Artificial Intelligence, big data, analytics, and machine learning are all set to usher a new era into Industry 4.0
Disruptive technologies including Artificial Intelligence could greatly benefit Industries to unlock productivity, engagement, and hardware in collaboration with intelligent automation, predictive machine learning and RPA. Analytics Insights collates 10 use cases that explain how does Artificial Intelligence expedite Industry 4.0-
AI-powered autonomous robots capable of learning various tasks are programmed to detect and avoid obstacles, perform rule-based tasks letting them work along with human workers.
Collaborative robots (cobots) function as an extra set of hands to help manufacturers work on factory assembly lines and tasks that require heavy lifting. Automotive factories use cobots to lift heavy car parts, holding them in place and retrieving items from large warehouses.
Error Detection Capabilities
Manufacturers can use automated visual inspection tools to predict errors even before they occur.
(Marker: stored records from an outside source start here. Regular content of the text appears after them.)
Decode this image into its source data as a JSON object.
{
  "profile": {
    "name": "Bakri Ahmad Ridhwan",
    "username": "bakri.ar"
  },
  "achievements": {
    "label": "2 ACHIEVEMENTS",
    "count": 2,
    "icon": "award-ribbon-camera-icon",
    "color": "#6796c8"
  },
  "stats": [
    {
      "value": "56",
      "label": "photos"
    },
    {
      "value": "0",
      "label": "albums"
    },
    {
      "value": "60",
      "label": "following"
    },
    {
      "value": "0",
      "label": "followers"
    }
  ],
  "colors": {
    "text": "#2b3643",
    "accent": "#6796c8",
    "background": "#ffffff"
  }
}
For instance, a truck manufacturer may receive supplies of bolts and nuts from two separate sets of suppliers. Take an instance if one supplier accidentally delivers a faulty batch of nuts and bolts, the truck manufacturer will know exactly which truck has those faulty components. Thus, this will make quality checks more seamless, and easier to recall only those trucks which have faulty components.
RPA handles High-value repetitive Tasks
Robotic Process Automation (RPA) is capable of handling rule-based, high-volume, repetitious tasks, automating functions like sales order maintenance, invoice processing critical to manufacturing processes allowing enterprises save time and resources by removing non-value-add activities.
Machine Learning & Demand Prediction
AI systems that use machine learning algorithms to detect customer buying customer and give this insight to manufacturers for demand planning and potential capacity expansion.
For example, PCA or Principal Component Analysis is an unsupervised learning algorithm that identifies behavioural patterns to make decisions with minimal human intervention helping manufacturers ensure that they are producing high-demand inventory before the stores need it.
Inspection and Maintenance with Digital Twins
Industries use digital twin technology (a digital replica of a living or non-living physical entity) to understand the complex working of complicated machinery.
In the manufacturing domain, digital twin receives information about its physical counterpart through the IoT enabled smart sensors. Using AI and IoT, digital twin helps to deliver intelligent insights letting industries to monitor machinery throughout its lifecycle, be attentive to critical alerts, like predictive inspection and maintenance.
Manufacturing units into the production of microchips and circuit sheets use machine vision technology to collect process critical images from cameras attached to robots. These high-resolution cameras are used to monitor defects which are identified immediately and a response is automatically configured, sent and managed through a cloud-based information processing system.
Predictive Maintenance to Improve Safety
If machinery and equipment are not maintained timely, they may lead to loss of valuable time and money, and long waiting times causing extensive wear and tear which can potentially expose workers to safety hazards.
Heavy equipment users, manufacturing plants, railroads are increasingly turning their attention to AI-based predictive maintenance models to anticipate future servicing needs.
Manufacturing companies are increasingly relying on AI systems to better manage their inventory needs. Deep leading predictive algorithms can keep a track of inventories and send alerts when they reach minimum store level and need to be replenished. For instance, a food manufacturing company may use an ingredient which has a short shelf-life. AI models can predict the inventory levels and the time taken for procurement, and how the delay in availability may affect production.